And then it happened. Snobbish went just a little too far for me. I was at one of my favorite displays, the Doctor Who table, when he walked by and said he wished that book stores would stick to selling books and stop with all the useless little trinkets that don’t have anything to do with reading. And the shocking thing is he said it to me! I’m not entirely sure why he thought I would be a receptive audience since I was busy giggling over a Doctor Who Anipose plushie but he did. I kind of lost it.
I told him that I felt sorry for him if he couldn’t understand why so many people liked Doctor Who. And I loved the fact Barnes & Noble had Doctor Who merchandise displayed. Someone who goes to into a book store to buy something Doctor Who might see a book that interests them and they’ll read it. How could that be a bad thing? Then Snobbish huffed and took off before I could really get going. Probably for the best since I really have no desire to be banned from Barnes & Noble and I have a tendency to get loud when I feel passionate about something.
I don’t understand how anyone can be a snob over books. Reading is a GOOD thing. It really doesn’t matter what is being read. The point is that people are reading. Maybe it’s the educator in me but I would rather have people reading books, even ones I don’t like, than playing video games or binging on Netflix (which I am guilty of so I’m not knocking it or anything).
I really do feel sorry for Snobbish. Because he is convinced that the only books that should be read are classics, he is missing out on so much. He’ll never visit a magic ridden Atlanta. A Manhattan ruled by an Archangel. A Victorian London where people have too much soul or not enough. He’ll never know why a guide to the galaxy might be needed. Or why an Angel and a Demon team up to stop the apocalypse. It’s actually depressing when you think about it.
Oh well, I guess there’s really nothing I can do about it except try to never become a book snob myself.
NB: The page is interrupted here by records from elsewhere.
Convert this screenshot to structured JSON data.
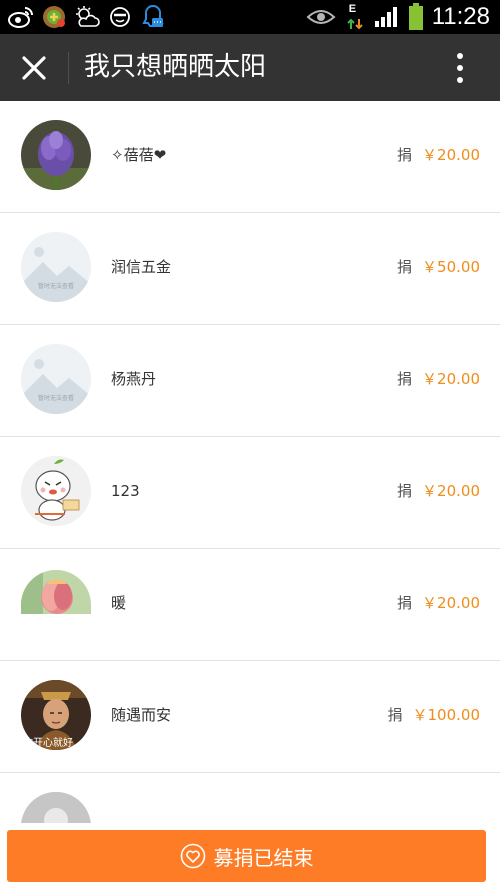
{
  "status_bar": {
    "time": "11:28",
    "network_letter": "E",
    "left_icons": [
      "weibo-icon",
      "game-icon",
      "weather-icon",
      "face-icon",
      "qq-icon"
    ],
    "right_icons": [
      "eye-icon",
      "data-arrows-icon",
      "signal-icon",
      "battery-icon"
    ]
  },
  "title_bar": {
    "title": "我只想晒晒太阳",
    "close_icon": "close-icon",
    "more_icon": "more-vertical-icon"
  },
  "donation_prefix": "捐",
  "donors": [
    {
      "name": "✧蓓蓓❤",
      "amount": "￥20.00",
      "avatar": "purple-flower-photo"
    },
    {
      "name": "润信五金",
      "amount": "￥50.00",
      "avatar": "placeholder-image",
      "avatar_text": "暂时无法查看"
    },
    {
      "name": "杨燕丹",
      "amount": "￥20.00",
      "avatar": "placeholder-image",
      "avatar_text": "暂时无法查看"
    },
    {
      "name": "123",
      "amount": "￥20.00",
      "avatar": "cartoon-character"
    },
    {
      "name": "暖",
      "amount": "￥20.00",
      "avatar": "tulip-painting"
    },
    {
      "name": "随遇而安",
      "amount": "￥100.00",
      "avatar": "portrait-photo",
      "avatar_text": "你开心就好"
    },
    {
      "name": "",
      "amount": "",
      "avatar": "default-avatar"
    }
  ],
  "bottom_button": {
    "label": "募捐已结束",
    "icon": "heart-circle-icon"
  },
  "colors": {
    "accent": "#fe7c26",
    "amount": "#f08c1a",
    "title_bar": "#333333",
    "status_bar": "#000000"
  }
}
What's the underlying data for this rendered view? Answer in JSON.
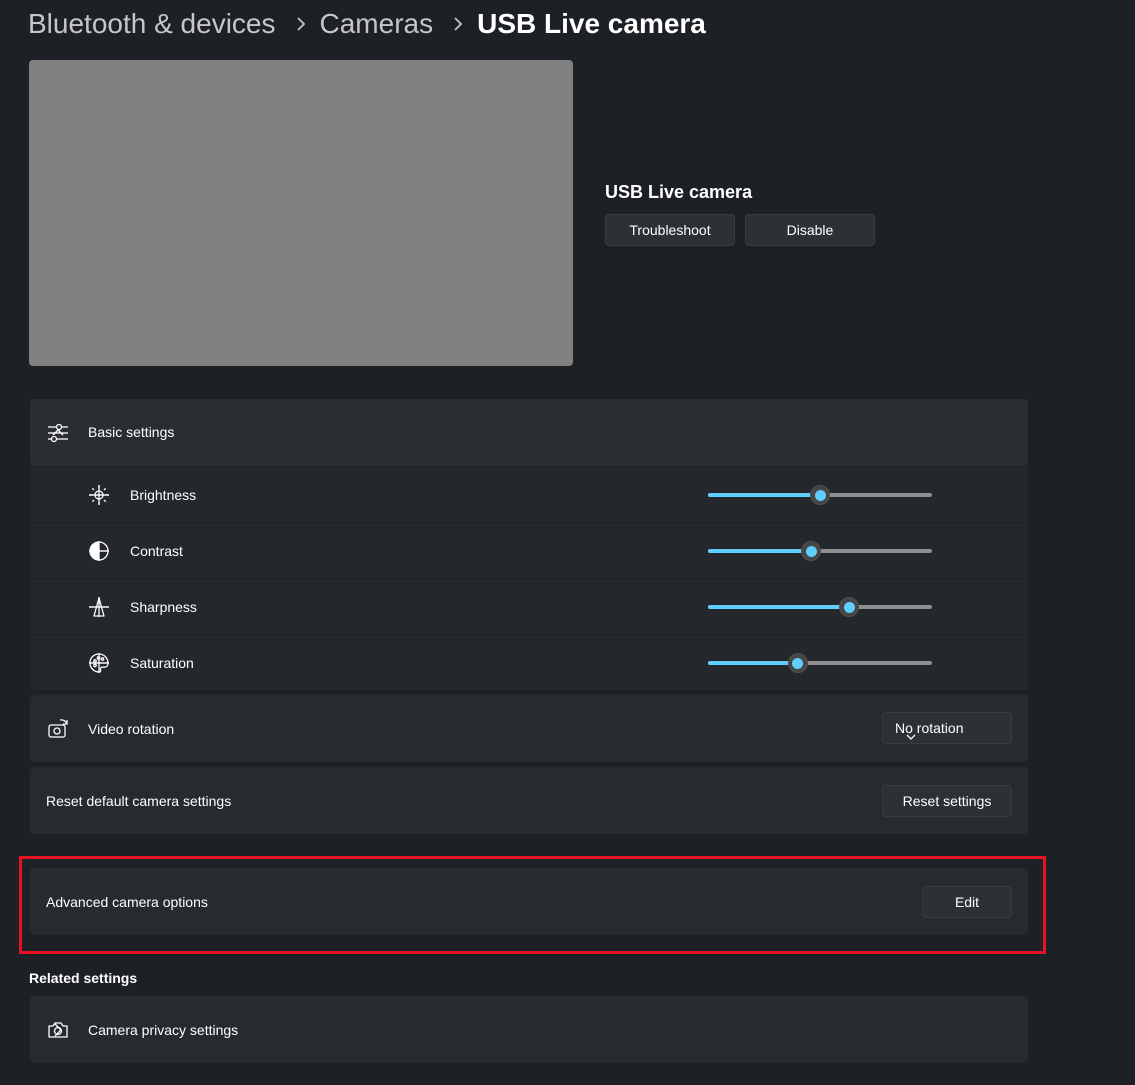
{
  "breadcrumb": {
    "items": [
      "Bluetooth & devices",
      "Cameras",
      "USB  Live camera"
    ]
  },
  "device": {
    "name": "USB  Live camera",
    "troubleshoot_label": "Troubleshoot",
    "disable_label": "Disable"
  },
  "basic_settings": {
    "title": "Basic settings",
    "expanded": true,
    "sliders": [
      {
        "label": "Brightness",
        "icon": "sun-icon",
        "value": 50
      },
      {
        "label": "Contrast",
        "icon": "contrast-icon",
        "value": 46
      },
      {
        "label": "Sharpness",
        "icon": "sharpness-icon",
        "value": 63
      },
      {
        "label": "Saturation",
        "icon": "palette-icon",
        "value": 40
      }
    ]
  },
  "video_rotation": {
    "label": "Video rotation",
    "selected": "No rotation"
  },
  "reset": {
    "label": "Reset default camera settings",
    "button_label": "Reset settings"
  },
  "advanced": {
    "label": "Advanced camera options",
    "button_label": "Edit"
  },
  "related": {
    "title": "Related settings",
    "privacy_label": "Camera privacy settings"
  },
  "colors": {
    "background": "#1d2125",
    "card": "#272a2e",
    "accent": "#60cdff",
    "highlight": "#e81123"
  }
}
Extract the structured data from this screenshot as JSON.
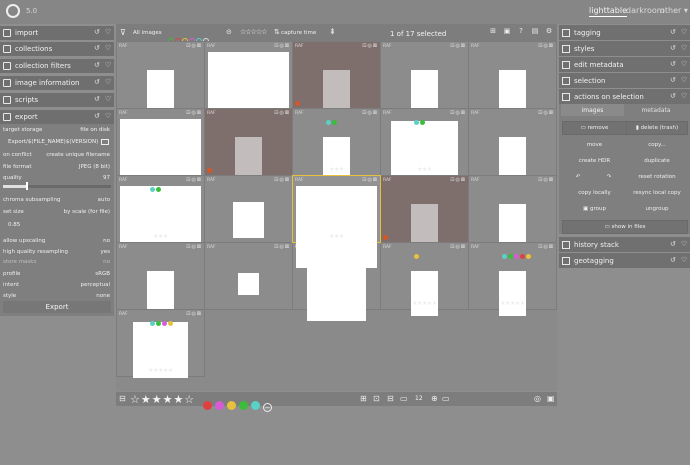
{
  "app": {
    "version": "5.0"
  },
  "views": {
    "lighttable": "lighttable",
    "darkroom": "darkroom",
    "other": "other"
  },
  "left_modules": [
    {
      "label": "import",
      "icon": "import-icon"
    },
    {
      "label": "collections",
      "icon": "collections-icon"
    },
    {
      "label": "collection filters",
      "icon": "filter-icon"
    },
    {
      "label": "image information",
      "icon": "info-icon"
    },
    {
      "label": "scripts",
      "icon": "scripts-icon"
    },
    {
      "label": "export",
      "icon": "export-icon"
    }
  ],
  "export": {
    "target_storage_label": "target storage",
    "target_storage_value": "file on disk",
    "path": "Export/$(FILE_NAME)$(VERSION)",
    "on_conflict_label": "on conflict",
    "on_conflict_value": "create unique filename",
    "file_format_label": "file format",
    "file_format_value": "JPEG (8 bit)",
    "quality_label": "quality",
    "quality_value": "97",
    "chroma_label": "chroma subsampling",
    "chroma_value": "auto",
    "set_size_label": "set size",
    "set_size_value": "by scale (for file)",
    "scale_value": "0.85",
    "upscaling_label": "allow upscaling",
    "upscaling_value": "no",
    "hq_label": "high quality resampling",
    "hq_value": "yes",
    "store_masks_label": "store masks",
    "store_masks_value": "no",
    "profile_label": "profile",
    "profile_value": "sRGB",
    "intent_label": "intent",
    "intent_value": "perceptual",
    "style_label": "style",
    "style_value": "none",
    "button": "Export"
  },
  "toolbar": {
    "images_select": "All images",
    "sort_label": "capture time",
    "selection_count": "1 of 17 selected"
  },
  "thumbnails": [
    {
      "tag": "RAF",
      "stars": "",
      "dots": [],
      "dark": false,
      "reject": false,
      "active": false
    },
    {
      "tag": "RAF",
      "stars": "",
      "dots": [],
      "dark": false,
      "reject": false,
      "active": false
    },
    {
      "tag": "RAF",
      "stars": "",
      "dots": [],
      "dark": true,
      "reject": true,
      "active": false
    },
    {
      "tag": "RAF",
      "stars": "",
      "dots": [],
      "dark": false,
      "reject": false,
      "active": false
    },
    {
      "tag": "RAF",
      "stars": "",
      "dots": [],
      "dark": false,
      "reject": false,
      "active": false
    },
    {
      "tag": "RAF",
      "stars": "",
      "dots": [],
      "dark": false,
      "reject": false,
      "active": false
    },
    {
      "tag": "RAF",
      "stars": "",
      "dots": [],
      "dark": true,
      "reject": true,
      "active": false
    },
    {
      "tag": "RAF",
      "stars": "★★★",
      "dots": [
        "#59d2c6",
        "#3bbd3b"
      ],
      "dark": false,
      "reject": false,
      "active": false
    },
    {
      "tag": "RAF",
      "stars": "★★★",
      "dots": [
        "#59d2c6",
        "#3bbd3b"
      ],
      "dark": false,
      "reject": false,
      "active": false
    },
    {
      "tag": "RAF",
      "stars": "",
      "dots": [],
      "dark": false,
      "reject": false,
      "active": false
    },
    {
      "tag": "RAF",
      "stars": "★★★",
      "dots": [
        "#59d2c6",
        "#3bbd3b"
      ],
      "dark": false,
      "reject": false,
      "active": false
    },
    {
      "tag": "RAF",
      "stars": "",
      "dots": [],
      "dark": false,
      "reject": false,
      "active": false
    },
    {
      "tag": "RAF",
      "stars": "★★★",
      "dots": [],
      "dark": false,
      "reject": false,
      "active": true
    },
    {
      "tag": "RAF",
      "stars": "",
      "dots": [],
      "dark": true,
      "reject": true,
      "active": false
    },
    {
      "tag": "RAF",
      "stars": "",
      "dots": [],
      "dark": false,
      "reject": false,
      "active": false
    },
    {
      "tag": "RAF",
      "stars": "",
      "dots": [],
      "dark": false,
      "reject": false,
      "active": false
    },
    {
      "tag": "RAF",
      "stars": "",
      "dots": [],
      "dark": false,
      "reject": false,
      "active": false
    },
    {
      "tag": "RAF",
      "stars": "",
      "dots": [],
      "dark": false,
      "reject": false,
      "active": false
    },
    {
      "tag": "RAF",
      "stars": "★★★★★",
      "dots": [
        "#e6c23c"
      ],
      "dark": false,
      "reject": false,
      "active": false
    },
    {
      "tag": "RAF",
      "stars": "★★★★★",
      "dots": [
        "#59d2c6",
        "#3bbd3b",
        "#d65cd6",
        "#e04040",
        "#e6c23c"
      ],
      "dark": false,
      "reject": false,
      "active": false
    },
    {
      "tag": "RAF",
      "stars": "★★★★★",
      "dots": [
        "#59d2c6",
        "#3bbd3b",
        "#d65cd6",
        "#e6c23c"
      ],
      "dark": false,
      "reject": false,
      "active": false
    }
  ],
  "bottom": {
    "zoom_value": "12",
    "label_colors": [
      "#e04040",
      "#d65cd6",
      "#e6c23c",
      "#3bbd3b",
      "#59d2c6"
    ]
  },
  "right_modules": [
    {
      "label": "tagging",
      "icon": "tag-icon"
    },
    {
      "label": "styles",
      "icon": "styles-icon"
    },
    {
      "label": "edit metadata",
      "icon": "metadata-icon"
    },
    {
      "label": "selection",
      "icon": "selection-icon"
    },
    {
      "label": "actions on selection",
      "icon": "actions-icon"
    }
  ],
  "actions": {
    "tab_images": "images",
    "tab_metadata": "metadata",
    "remove": "remove",
    "delete": "delete (trash)",
    "move": "move",
    "copy": "copy...",
    "create_hdr": "create HDR",
    "duplicate": "duplicate",
    "reset_rotation": "reset rotation",
    "copy_locally": "copy locally",
    "resync": "resync local copy",
    "group": "group",
    "ungroup": "ungroup",
    "show_in_files": "show in files"
  },
  "right_lower": [
    {
      "label": "history stack",
      "icon": "history-icon"
    },
    {
      "label": "geotagging",
      "icon": "map-icon"
    }
  ]
}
What about you? Have you ever had an encounter with a book snob? Are you a book snob yourself? Are you afraid of becoming a book snob?
Here are a few good posts about book snobs, what to say to them and how to identify if you are a book snob yourself.
- What is a Book Snob?: What makes a reader a snob is making the leap from judging a book to judging its readers- when we go from “this book is bad according to x standards” to “this book is bad and therefore people who read it and enjoy it are inferior to me.”
- 30 Things to Tell a Book Snob: People should never be made to feel bad about what they are reading. People who feel bad about reading will stop reading.
- How to Know if You’re a Book Snob: If you’ve read Twilight, I judge you. If your idea of “good fiction” is Danielle Steele, I judge you. If you’ve never read The Great Gatsby, I judge you.
*On a side note, if you are looking for a different kind of children’s book, I highly recommend Zombie in Love written by Kelly DiPucchio and illustrated by Scott Campbell. It’s weird and kind of gross, but very cute. I read it to my students and they loved it. *
Mortimer is looking for love. And he’s looking everywhere! He’s worked out at the gym (if only his arm wouldn’t keep falling off). He’s tried ballroom dancing lessons (but the ladies found him to be a bit stiff). He’s even been on stalemate.com. How’s a guy supposed to find a ghoul? When it seems all hope has died, could the girl of Mortimer’s dreams be just one horrifying shriek away?